Our work is supported by an experienced board and a number of freelance consultants with expertise in Sustainable Economic Development, Policy Research, Human Resources and Organisational Design.  

WHAT WE DO

We work with philanthropies

We work closely with philanthropies to identify strategic opportunities to support Africa’s development agenda through adaptation, resilience and mitigation initiatives on the continent.

We partner with African organizations

We partner with organisations working to address climate change issues and champion climate justice on the African continent. We provide a mechanism through which organisations can access new sources of funding and leverage others.

We support networks & thought leadership

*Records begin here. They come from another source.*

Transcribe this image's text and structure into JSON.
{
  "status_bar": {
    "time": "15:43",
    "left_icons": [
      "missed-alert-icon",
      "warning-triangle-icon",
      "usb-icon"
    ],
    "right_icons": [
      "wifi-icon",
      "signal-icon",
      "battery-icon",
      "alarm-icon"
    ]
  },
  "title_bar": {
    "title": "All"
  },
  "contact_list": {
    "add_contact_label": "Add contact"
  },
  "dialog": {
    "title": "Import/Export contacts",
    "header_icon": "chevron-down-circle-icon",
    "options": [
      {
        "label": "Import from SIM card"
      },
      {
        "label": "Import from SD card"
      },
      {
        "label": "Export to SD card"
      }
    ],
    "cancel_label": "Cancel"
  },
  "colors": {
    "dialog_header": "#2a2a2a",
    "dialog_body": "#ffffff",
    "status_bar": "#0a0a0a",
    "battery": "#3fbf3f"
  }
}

We support existing networks and develop new ones (where necessary) to enable greater knowledge sharing. We are also creating a hub for thought leadership, leveraging existing expertise and knowledge on the continent to interrogate and spearhead new ideas and thinking about how to address climate change in Africa.